Cases of scarlet fever in England are twice the average level for this time of year, according to Public Health England.
Health officials have warned parents to look out for any signs of scarlet fever in their children after a rise in the number of cases reached a level not seen since the 1980s. There have been more than 15,500 cases of scarlet fever recorded in England between January and March this year, double the figure for last year and the highest number reported since 1982, according to Public Health England (PHE).
Scarlet fever is a highly contagious bacterial disease which mainly affects children. There is no vaccination against it but it's not usually serious if treated promptly with antibiotics.
Here's what to look out for:
- Rash – it feels rough to the touch and may look like sunburn
- Temperature – of 38C or above
- Sore throat
- Sore or swollen glands – check your child's neck
- Strawberry tongue – swollen tongue which looks very red, like a strawberry
Public Health England offers this guidance to parents and carers on how to prevent scarlet fever:
- Wash hands regularly
- Don't share eating utensils with someone with scarlet fever
- Wash or dispose of tissues / hankies used by anyone with an infection
- Remember you can catch scarlet fever by inhaling airborne droplets if someone with the illness coughs or sneezes near you

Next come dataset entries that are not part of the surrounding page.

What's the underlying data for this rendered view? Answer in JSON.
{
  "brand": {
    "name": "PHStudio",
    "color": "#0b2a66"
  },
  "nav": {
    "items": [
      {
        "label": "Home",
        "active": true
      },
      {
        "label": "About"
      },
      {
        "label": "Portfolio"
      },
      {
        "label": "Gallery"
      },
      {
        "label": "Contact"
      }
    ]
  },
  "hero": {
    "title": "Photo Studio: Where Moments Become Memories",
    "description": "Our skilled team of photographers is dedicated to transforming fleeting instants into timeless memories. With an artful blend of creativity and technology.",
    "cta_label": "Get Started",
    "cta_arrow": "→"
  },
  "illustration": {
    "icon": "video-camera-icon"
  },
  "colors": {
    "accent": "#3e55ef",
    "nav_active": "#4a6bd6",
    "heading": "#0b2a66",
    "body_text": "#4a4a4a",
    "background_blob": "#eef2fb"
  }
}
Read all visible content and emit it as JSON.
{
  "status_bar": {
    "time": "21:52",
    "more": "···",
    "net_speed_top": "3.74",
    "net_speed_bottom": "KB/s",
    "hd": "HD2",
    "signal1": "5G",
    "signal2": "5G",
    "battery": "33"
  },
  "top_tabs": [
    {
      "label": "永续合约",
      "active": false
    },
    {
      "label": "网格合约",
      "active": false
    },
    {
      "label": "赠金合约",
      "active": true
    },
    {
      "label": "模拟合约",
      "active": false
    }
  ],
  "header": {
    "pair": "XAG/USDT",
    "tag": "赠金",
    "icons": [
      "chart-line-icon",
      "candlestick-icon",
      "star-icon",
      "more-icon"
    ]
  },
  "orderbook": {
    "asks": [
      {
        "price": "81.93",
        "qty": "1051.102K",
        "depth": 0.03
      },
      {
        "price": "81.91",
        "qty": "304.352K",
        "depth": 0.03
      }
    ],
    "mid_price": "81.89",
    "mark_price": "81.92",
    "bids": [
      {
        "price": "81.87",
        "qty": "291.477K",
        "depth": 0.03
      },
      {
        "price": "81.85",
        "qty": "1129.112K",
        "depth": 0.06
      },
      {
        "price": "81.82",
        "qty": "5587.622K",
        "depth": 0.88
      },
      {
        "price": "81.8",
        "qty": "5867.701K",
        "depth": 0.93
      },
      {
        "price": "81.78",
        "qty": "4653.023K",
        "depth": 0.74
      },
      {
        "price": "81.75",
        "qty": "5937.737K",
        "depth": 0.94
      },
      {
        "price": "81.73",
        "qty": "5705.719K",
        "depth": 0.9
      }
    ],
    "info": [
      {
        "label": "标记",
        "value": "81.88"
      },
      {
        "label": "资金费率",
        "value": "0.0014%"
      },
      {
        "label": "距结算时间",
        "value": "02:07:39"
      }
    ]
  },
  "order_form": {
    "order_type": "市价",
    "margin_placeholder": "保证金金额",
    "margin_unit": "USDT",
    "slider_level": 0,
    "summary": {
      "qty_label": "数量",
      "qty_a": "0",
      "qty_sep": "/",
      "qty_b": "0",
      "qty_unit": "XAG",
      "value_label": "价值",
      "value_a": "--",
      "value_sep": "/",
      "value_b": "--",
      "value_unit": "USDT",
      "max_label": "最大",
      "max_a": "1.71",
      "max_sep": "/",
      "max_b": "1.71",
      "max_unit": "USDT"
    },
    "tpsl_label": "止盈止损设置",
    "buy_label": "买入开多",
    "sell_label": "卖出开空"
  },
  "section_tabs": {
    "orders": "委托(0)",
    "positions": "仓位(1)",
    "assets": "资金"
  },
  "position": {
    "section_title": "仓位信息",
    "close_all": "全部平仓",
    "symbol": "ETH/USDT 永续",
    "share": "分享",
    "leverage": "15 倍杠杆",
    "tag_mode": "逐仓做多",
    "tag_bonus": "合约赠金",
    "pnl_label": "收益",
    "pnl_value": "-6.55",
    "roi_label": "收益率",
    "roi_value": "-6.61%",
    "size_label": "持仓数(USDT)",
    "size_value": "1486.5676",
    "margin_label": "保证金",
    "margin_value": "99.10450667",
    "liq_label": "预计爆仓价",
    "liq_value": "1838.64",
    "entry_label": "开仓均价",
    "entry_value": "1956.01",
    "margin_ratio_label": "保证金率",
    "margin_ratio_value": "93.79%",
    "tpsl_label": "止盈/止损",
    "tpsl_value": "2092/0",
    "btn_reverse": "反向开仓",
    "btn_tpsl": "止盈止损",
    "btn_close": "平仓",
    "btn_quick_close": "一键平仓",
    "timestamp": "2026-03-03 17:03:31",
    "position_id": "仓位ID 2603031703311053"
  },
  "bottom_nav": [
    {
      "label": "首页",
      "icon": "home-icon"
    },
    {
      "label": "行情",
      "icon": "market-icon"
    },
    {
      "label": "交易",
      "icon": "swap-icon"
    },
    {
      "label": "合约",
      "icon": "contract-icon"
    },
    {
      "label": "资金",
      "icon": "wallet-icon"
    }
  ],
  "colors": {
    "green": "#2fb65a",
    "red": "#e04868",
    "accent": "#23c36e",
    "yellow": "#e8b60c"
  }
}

Contact your GP (or call 111 for an urgent medical condition) if you think your child has symptoms of scarlet fever. If antibiotics are prescribed, make sure the course is finished, and keep your child at home for at least 24 hours after starting antibiotics in order to minimise the risk of spreading the infection.